Just over a month into its season, Cornell sailing still only has one goal: continue to focus on competing with the best of the best as it looks to improve its performance.
And if recent results are to be believed, the team has not had much difficulty sticking to this objective.
The team’s biggest win of the year, so far, has been a first place finish in a national event at the Naval Academy — which head coach Brian Clancy referred to as “probably the most impressive win we’ve ever had as a program.”
This event was the Jen Harris Women’s Regatta, held in late September, in which the Big Red placed a stunning first of 17 teams. Cornell also placed third in the national championships under Clancy’s coaching in 2013, the year before women’s sailing was elevated to varsity status.
But as Clancy sees it, the dominating finish represented the team’s greatest accomplishment only from a ‘results standpoint.’
Instead, the coach believes the squad’s collective core values constitute the more impressive aspect of the program.
“Our greatest accomplishment this season, so far, is our ability to have mutual respect for people,” Clancy said.
And given the co-ed nature of the team, this acceptance is vital to its success.
“Men and women — or just humans for that matter — just compete,” Clancy said, paying careful attention to use inclusive language to better illustrate the team’s culture.
Though some regattas are co-ed, whereas others allow only women to participate, Clancy views the entire sailing team as a singular unit.
When speaking about the team, Clancy does not refer to the differences between the co-ed and all-women’s regattas aside from the aspect of uniqueness that this system brings to the sport.
“I don’t think anyone else does that,” Clancy said proudly of the sport’s co-ed nature.
Clancy did not mention any sailors by name, and instead spoke highly of the entire senior class — boasting that they “show a great deal of leadership” and “even when we’re not in team practices … they’re still holding the values high for the team.”
The team will look to maintain its competitive edge, even as schoolwork intensifies in this part of the year.
“We’ve got our academics to make sure we’re staying on top of. We’ve got our aspirations, healthy life balances, staying consistent, that’s the challenge,” Clancy said. “But we’re in the midst of it — we’re in the heart of the season.”
Cornell’s record has been somewhat inconsistent on paper; its results span from a 16th of 17 finish at the Faye Bennett Laser Radial competition to its first place finish at the Naval Academy.
Despite the wide range, the Red has still managed to hold its own against a number of tough teams, and aims to keep up momentum as it gears up for its final four regattas.
“I could not be more proud of our team,” Clancy said. “We know we’re capable of being really successful … our goal is to continue to work hard and peak at the right times.”
“We’re out on a natural arena.

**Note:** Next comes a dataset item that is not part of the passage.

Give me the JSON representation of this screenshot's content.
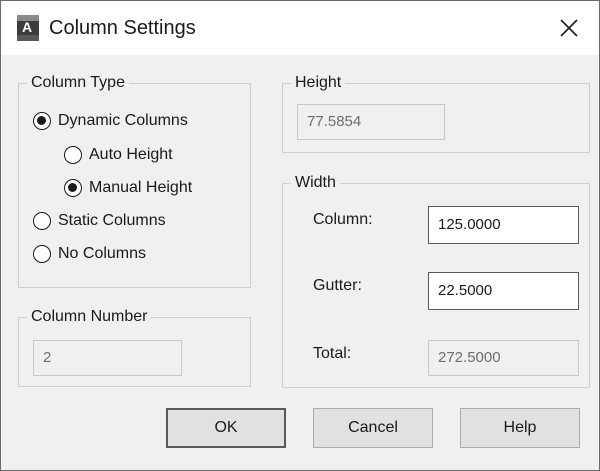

Cayuga Lake … is a big part of Cornell University — it’s a staple,” Clancy added.
Perhaps Cornell sailing will engrain itself in Cornell’s fabric just as Cayuga has.